  2. Get a fabric or padded face mask to protect against the wind. Scarves are useful too, but if you want better coverage for your face you can pop into any cosmetics store to buy a face mask. I found a face mask to be more convenient than a scarf, and the padded one I got helped keep the heat in to keep me warm too!
  3. Wear a good pair of shoes. The roads in Seoul can be quite uneven, and paired with (potential) snow it's important to have shoes that have a good grip and are made from thick windproof material. Sneakers can actually be okay if they have material such as leather or suede on them. However if it's snowing heavily make sure not to wear any converse or fabric which will get soaked by the snow!
  4. Drink lots of water and take breaks to keep yourself warm.

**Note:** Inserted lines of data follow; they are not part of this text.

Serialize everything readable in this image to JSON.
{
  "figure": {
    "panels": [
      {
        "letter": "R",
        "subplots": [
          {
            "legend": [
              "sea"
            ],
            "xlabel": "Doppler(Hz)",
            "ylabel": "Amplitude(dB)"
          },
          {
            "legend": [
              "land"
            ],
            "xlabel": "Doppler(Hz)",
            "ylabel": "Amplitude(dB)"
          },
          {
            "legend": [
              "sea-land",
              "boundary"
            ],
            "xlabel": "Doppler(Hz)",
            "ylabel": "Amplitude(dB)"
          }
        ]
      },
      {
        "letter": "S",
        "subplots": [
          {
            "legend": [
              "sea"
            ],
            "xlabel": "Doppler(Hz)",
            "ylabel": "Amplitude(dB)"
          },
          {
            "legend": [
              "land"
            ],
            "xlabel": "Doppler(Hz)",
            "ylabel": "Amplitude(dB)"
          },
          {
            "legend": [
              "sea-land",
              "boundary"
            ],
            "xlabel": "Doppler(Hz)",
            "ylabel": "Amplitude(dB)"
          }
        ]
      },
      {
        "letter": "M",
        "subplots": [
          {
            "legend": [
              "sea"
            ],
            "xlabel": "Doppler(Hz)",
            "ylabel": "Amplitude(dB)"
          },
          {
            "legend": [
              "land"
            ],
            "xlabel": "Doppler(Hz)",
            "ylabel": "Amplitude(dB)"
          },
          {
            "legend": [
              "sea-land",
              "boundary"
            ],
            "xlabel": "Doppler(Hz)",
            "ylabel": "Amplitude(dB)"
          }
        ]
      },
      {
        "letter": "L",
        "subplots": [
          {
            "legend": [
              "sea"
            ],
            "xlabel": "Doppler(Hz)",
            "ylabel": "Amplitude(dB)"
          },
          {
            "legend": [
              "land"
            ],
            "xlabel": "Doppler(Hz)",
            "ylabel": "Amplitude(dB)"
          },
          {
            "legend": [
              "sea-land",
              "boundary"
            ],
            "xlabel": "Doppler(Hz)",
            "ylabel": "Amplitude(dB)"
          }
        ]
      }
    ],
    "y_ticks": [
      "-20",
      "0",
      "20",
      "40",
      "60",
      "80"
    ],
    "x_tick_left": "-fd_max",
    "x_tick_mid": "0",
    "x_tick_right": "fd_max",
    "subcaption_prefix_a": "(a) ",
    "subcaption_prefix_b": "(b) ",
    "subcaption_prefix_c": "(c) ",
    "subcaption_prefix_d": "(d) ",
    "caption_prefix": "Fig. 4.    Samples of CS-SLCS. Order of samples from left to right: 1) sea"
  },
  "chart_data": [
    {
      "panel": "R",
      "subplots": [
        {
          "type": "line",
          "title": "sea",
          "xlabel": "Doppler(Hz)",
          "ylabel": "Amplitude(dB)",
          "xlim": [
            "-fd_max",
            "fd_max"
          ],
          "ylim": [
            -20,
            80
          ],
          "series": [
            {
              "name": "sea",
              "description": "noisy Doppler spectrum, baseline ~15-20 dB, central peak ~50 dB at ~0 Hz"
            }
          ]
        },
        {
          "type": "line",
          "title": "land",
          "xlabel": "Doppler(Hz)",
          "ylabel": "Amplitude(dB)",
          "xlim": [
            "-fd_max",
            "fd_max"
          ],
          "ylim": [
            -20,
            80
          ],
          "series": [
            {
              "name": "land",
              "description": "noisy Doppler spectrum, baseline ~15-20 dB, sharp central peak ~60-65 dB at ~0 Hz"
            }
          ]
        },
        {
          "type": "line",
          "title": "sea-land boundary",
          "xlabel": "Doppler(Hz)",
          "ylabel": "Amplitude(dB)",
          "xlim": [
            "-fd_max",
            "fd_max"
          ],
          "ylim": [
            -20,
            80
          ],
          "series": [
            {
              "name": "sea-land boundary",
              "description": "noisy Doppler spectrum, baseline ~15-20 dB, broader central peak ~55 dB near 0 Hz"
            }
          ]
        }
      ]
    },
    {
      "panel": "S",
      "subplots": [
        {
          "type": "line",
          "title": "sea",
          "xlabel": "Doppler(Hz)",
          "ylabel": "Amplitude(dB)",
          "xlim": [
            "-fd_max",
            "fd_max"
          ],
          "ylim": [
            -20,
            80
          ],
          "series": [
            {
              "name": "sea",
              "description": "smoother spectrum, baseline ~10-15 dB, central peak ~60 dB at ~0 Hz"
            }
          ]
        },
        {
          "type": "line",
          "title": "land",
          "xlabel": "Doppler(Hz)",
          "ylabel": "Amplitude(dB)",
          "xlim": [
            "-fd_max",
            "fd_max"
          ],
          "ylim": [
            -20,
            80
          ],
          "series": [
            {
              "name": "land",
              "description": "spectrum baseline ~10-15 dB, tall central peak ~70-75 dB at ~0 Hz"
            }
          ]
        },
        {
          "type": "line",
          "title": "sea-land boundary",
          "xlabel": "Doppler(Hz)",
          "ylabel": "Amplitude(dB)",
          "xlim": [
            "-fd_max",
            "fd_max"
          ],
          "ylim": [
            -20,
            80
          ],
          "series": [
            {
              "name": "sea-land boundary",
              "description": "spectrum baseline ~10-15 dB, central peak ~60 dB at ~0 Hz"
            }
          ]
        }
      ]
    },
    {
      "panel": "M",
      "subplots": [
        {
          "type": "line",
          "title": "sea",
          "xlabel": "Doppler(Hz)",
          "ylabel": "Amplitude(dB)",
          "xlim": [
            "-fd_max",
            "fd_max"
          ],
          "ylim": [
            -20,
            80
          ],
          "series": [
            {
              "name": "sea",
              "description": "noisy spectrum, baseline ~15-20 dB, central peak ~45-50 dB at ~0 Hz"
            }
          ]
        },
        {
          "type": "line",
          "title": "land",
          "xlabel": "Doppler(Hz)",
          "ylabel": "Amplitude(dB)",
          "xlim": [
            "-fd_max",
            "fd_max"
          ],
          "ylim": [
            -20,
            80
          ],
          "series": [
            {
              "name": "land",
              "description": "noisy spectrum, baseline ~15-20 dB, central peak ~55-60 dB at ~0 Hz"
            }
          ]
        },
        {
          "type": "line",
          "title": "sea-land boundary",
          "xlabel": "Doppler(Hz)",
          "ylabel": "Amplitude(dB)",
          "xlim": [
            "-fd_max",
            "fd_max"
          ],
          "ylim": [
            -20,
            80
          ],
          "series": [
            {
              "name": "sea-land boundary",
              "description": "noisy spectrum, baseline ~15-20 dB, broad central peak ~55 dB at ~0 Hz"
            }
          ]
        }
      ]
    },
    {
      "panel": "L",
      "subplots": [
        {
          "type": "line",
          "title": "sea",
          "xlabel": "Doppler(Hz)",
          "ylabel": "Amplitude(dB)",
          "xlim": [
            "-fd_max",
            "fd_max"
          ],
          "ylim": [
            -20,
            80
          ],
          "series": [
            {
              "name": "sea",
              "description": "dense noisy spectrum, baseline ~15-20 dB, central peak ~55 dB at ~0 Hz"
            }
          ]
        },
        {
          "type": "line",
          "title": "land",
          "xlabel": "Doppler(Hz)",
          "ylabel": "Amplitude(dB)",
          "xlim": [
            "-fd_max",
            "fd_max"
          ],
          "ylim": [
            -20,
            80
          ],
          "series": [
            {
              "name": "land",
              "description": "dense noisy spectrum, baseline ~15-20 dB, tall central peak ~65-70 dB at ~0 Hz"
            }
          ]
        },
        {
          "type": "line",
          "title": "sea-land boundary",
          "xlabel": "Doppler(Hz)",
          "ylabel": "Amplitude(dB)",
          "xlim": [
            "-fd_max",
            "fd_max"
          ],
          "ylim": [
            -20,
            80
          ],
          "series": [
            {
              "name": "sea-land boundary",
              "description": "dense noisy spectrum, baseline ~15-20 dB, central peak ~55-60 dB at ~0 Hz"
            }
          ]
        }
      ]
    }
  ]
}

Shops and stores will be insulated, and if you're feeling cold stop and buy a hot drink to warm yourself up!
  5. Plan around each part of the day. The early morning and late afternoon usually felt the least cold, because there would be less wind. Conversely, the middle of the day was actually the coldest for me (despite being the sun being out) because the wind was so strong!

13. Finally ... is it worth it to travel solo in Seoul?

This is only my 2nd trip travelling solo (and I did spend part of it hanging out with a friend who was travelling to Seoul at the same time as me) but I enjoyed it! Personally, I really enjoy solo travel because it lets me go at my own pace and as an introvert, it felt like a way to refresh myself after a long year and look forward to the start of 2020. ? Seoul was also quite easy to navigate, which definitely made the experience more positive.

However, I think it's important to know that a solo trip is not just fun and games throughout. There were 1 or 2 days where I felt too tired to go out or that I was missing my friends and family - and these are normal experiences that more seasoned solo travellers experience too! ? Solo travel is meant to push you out of your comfort zone, and I think Seoul is a great place to help ease you into that. Overall, I think travelling solo to Seoul is worth it if you want to challenge yourself and discover a new side to this fast-paced city!